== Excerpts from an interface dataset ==
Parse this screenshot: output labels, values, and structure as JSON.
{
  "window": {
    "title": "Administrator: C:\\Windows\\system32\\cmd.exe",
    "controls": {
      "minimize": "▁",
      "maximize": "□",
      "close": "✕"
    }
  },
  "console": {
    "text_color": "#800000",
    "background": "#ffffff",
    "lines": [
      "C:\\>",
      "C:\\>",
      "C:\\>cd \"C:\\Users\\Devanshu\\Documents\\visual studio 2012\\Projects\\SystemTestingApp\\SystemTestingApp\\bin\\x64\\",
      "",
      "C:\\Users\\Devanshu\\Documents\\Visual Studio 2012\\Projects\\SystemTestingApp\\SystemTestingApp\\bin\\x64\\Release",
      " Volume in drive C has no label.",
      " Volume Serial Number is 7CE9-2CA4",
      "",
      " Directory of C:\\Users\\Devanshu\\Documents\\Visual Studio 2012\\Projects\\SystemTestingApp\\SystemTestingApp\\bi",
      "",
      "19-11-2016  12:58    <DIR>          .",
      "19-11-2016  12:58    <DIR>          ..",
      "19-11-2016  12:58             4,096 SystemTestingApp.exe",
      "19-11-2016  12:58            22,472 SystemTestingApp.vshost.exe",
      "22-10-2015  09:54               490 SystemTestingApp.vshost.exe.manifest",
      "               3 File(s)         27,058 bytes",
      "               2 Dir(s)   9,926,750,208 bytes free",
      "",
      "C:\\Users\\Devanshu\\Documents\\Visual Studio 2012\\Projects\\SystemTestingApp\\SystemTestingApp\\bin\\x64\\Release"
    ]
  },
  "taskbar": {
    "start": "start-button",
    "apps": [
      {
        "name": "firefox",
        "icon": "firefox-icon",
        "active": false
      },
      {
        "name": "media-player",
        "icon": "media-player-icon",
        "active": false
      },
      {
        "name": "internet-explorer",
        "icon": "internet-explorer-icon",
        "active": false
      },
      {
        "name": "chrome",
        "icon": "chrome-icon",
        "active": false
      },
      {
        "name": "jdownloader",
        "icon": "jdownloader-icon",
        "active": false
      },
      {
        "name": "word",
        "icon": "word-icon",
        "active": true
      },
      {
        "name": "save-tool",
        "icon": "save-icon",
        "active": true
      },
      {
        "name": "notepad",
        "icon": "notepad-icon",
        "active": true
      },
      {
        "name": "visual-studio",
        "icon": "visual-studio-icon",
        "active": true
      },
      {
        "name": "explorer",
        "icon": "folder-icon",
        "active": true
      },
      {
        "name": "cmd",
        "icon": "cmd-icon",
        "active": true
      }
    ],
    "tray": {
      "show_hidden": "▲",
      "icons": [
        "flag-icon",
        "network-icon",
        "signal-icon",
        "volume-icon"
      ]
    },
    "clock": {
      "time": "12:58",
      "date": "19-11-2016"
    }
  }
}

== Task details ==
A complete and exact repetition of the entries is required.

== Written response ==
Parse this screenshot: output labels, values, and structure as JSON.
{
  "window": {
    "title": "Administrator: C:\\Windows\\system32\\cmd.exe",
    "controls": {
      "minimize": "▁",
      "maximize": "□",
      "close": "✕"
    }
  },
  "console": {
    "text_color": "#800000",
    "background": "#ffffff",
    "lines": [
      "C:\\>",
      "C:\\>",
      "C:\\>cd \"C:\\Users\\Devanshu\\Documents\\visual studio 2012\\Projects\\SystemTestingApp\\SystemTestingApp\\bin\\x64\\",
      "",
      "C:\\Users\\Devanshu\\Documents\\Visual Studio 2012\\Projects\\SystemTestingApp\\SystemTestingApp\\bin\\x64\\Release",
      " Volume in drive C has no label.",
      " Volume Serial Number is 7CE9-2CA4",
      "",
      " Directory of C:\\Users\\Devanshu\\Documents\\Visual Studio 2012\\Projects\\SystemTestingApp\\SystemTestingApp\\bi",
      "",
      "19-11-2016  12:58    <DIR>          .",
      "19-11-2016  12:58    <DIR>          ..",
      "19-11-2016  12:58             4,096 SystemTestingApp.exe",
      "19-11-2016  12:58            22,472 SystemTestingApp.vshost.exe",
      "22-10-2015  09:54               490 SystemTestingApp.vshost.exe.manifest",
      "               3 File(s)         27,058 bytes",
      "               2 Dir(s)   9,926,750,208 bytes free",
      "",
      "C:\\Users\\Devanshu\\Documents\\Visual Studio 2012\\Projects\\SystemTestingApp\\SystemTestingApp\\bin\\x64\\Release"
    ]
  },
  "taskbar": {
    "start": "start-button",
    "apps": [
      {
        "name": "firefox",
        "icon": "firefox-icon",
        "active": false
      },
      {
        "name": "media-player",
        "icon": "media-player-icon",
        "active": false
      },
      {
        "name": "internet-explorer",
        "icon": "internet-explorer-icon",
        "active": false
      },
      {
        "name": "chrome",
        "icon": "chrome-icon",
        "active": false
      },
      {
        "name": "jdownloader",
        "icon": "jdownloader-icon",
        "active": false
      },
      {
        "name": "word",
        "icon": "word-icon",
        "active": true
      },
      {
        "name": "save-tool",
        "icon": "save-icon",
        "active": true
      },
      {
        "name": "notepad",
        "icon": "notepad-icon",
        "active": true
      },
      {
        "name": "visual-studio",
        "icon": "visual-studio-icon",
        "active": true
      },
      {
        "name": "explorer",
        "icon": "folder-icon",
        "active": true
      },
      {
        "name": "cmd",
        "icon": "cmd-icon",
        "active": true
      }
    ],
    "tray": {
      "show_hidden": "▲",
      "icons": [
        "flag-icon",
        "network-icon",
        "signal-icon",
        "volume-icon"
      ]
    },
    "clock": {
      "time": "12:58",
      "date": "19-11-2016"
    }
  }
}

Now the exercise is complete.